DATA EXCERPTS:

________________________

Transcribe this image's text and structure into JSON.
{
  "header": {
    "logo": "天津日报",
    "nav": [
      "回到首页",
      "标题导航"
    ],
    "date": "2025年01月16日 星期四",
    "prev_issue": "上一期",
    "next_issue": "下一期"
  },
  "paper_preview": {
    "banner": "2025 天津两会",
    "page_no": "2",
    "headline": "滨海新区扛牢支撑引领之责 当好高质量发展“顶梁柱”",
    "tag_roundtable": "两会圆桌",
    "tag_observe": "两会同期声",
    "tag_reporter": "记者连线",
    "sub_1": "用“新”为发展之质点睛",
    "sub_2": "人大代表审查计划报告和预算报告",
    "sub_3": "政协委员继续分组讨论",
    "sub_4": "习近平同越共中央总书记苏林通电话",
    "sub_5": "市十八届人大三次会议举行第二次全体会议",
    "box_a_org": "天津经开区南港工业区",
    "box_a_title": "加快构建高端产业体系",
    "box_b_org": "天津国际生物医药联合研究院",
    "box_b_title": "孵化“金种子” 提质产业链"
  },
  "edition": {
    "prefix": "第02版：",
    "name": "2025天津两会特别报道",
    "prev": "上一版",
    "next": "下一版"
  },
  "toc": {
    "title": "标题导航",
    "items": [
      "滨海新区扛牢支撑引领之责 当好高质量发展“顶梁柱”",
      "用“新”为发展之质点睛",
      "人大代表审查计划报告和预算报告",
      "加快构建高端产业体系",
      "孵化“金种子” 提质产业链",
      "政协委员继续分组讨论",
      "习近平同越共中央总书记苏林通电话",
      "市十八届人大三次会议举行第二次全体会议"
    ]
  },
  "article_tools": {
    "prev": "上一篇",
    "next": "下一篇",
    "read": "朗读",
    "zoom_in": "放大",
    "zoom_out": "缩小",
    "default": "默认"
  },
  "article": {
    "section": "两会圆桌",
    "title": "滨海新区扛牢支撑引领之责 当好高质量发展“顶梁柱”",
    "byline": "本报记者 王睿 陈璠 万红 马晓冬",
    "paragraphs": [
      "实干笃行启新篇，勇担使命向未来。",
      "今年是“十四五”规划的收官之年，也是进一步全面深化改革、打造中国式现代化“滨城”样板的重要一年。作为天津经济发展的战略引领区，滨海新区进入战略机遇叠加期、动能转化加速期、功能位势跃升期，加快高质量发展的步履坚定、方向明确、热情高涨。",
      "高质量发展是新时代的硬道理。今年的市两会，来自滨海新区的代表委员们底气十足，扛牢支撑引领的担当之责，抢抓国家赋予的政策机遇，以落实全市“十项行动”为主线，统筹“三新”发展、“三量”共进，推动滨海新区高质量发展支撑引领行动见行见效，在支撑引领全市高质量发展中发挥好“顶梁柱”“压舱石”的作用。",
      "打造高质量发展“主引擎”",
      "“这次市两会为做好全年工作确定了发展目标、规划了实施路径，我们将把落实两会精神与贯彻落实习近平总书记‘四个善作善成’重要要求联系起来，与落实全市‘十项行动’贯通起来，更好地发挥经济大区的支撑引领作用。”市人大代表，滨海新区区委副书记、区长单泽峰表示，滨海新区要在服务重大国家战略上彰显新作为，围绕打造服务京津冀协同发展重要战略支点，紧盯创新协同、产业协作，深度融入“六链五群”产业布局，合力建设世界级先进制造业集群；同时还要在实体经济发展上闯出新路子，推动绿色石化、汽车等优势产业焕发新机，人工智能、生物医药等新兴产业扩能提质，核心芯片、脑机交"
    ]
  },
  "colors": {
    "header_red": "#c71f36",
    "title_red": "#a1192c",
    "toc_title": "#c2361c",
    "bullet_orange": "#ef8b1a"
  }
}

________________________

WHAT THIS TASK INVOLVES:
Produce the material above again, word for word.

FINISHED EXERCISE:
Transcribe this image's text and structure into JSON.
{
  "header": {
    "logo": "天津日报",
    "nav": [
      "回到首页",
      "标题导航"
    ],
    "date": "2025年01月16日 星期四",
    "prev_issue": "上一期",
    "next_issue": "下一期"
  },
  "paper_preview": {
    "banner": "2025 天津两会",
    "page_no": "2",
    "headline": "滨海新区扛牢支撑引领之责 当好高质量发展“顶梁柱”",
    "tag_roundtable": "两会圆桌",
    "tag_observe": "两会同期声",
    "tag_reporter": "记者连线",
    "sub_1": "用“新”为发展之质点睛",
    "sub_2": "人大代表审查计划报告和预算报告",
    "sub_3": "政协委员继续分组讨论",
    "sub_4": "习近平同越共中央总书记苏林通电话",
    "sub_5": "市十八届人大三次会议举行第二次全体会议",
    "box_a_org": "天津经开区南港工业区",
    "box_a_title": "加快构建高端产业体系",
    "box_b_org": "天津国际生物医药联合研究院",
    "box_b_title": "孵化“金种子” 提质产业链"
  },
  "edition": {
    "prefix": "第02版：",
    "name": "2025天津两会特别报道",
    "prev": "上一版",
    "next": "下一版"
  },
  "toc": {
    "title": "标题导航",
    "items": [
      "滨海新区扛牢支撑引领之责 当好高质量发展“顶梁柱”",
      "用“新”为发展之质点睛",
      "人大代表审查计划报告和预算报告",
      "加快构建高端产业体系",
      "孵化“金种子” 提质产业链",
      "政协委员继续分组讨论",
      "习近平同越共中央总书记苏林通电话",
      "市十八届人大三次会议举行第二次全体会议"
    ]
  },
  "article_tools": {
    "prev": "上一篇",
    "next": "下一篇",
    "read": "朗读",
    "zoom_in": "放大",
    "zoom_out": "缩小",
    "default": "默认"
  },
  "article": {
    "section": "两会圆桌",
    "title": "滨海新区扛牢支撑引领之责 当好高质量发展“顶梁柱”",
    "byline": "本报记者 王睿 陈璠 万红 马晓冬",
    "paragraphs": [
      "实干笃行启新篇，勇担使命向未来。",
      "今年是“十四五”规划的收官之年，也是进一步全面深化改革、打造中国式现代化“滨城”样板的重要一年。作为天津经济发展的战略引领区，滨海新区进入战略机遇叠加期、动能转化加速期、功能位势跃升期，加快高质量发展的步履坚定、方向明确、热情高涨。",
      "高质量发展是新时代的硬道理。今年的市两会，来自滨海新区的代表委员们底气十足，扛牢支撑引领的担当之责，抢抓国家赋予的政策机遇，以落实全市“十项行动”为主线，统筹“三新”发展、“三量”共进，推动滨海新区高质量发展支撑引领行动见行见效，在支撑引领全市高质量发展中发挥好“顶梁柱”“压舱石”的作用。",
      "打造高质量发展“主引擎”",
      "“这次市两会为做好全年工作确定了发展目标、规划了实施路径，我们将把落实两会精神与贯彻落实习近平总书记‘四个善作善成’重要要求联系起来，与落实全市‘十项行动’贯通起来，更好地发挥经济大区的支撑引领作用。”市人大代表，滨海新区区委副书记、区长单泽峰表示，滨海新区要在服务重大国家战略上彰显新作为，围绕打造服务京津冀协同发展重要战略支点，紧盯创新协同、产业协作，深度融入“六链五群”产业布局，合力建设世界级先进制造业集群；同时还要在实体经济发展上闯出新路子，推动绿色石化、汽车等优势产业焕发新机，人工智能、生物医药等新兴产业扩能提质，核心芯片、脑机交"
    ]
  },
  "colors": {
    "header_red": "#c71f36",
    "title_red": "#a1192c",
    "toc_title": "#c2361c",
    "bullet_orange": "#ef8b1a"
  }
}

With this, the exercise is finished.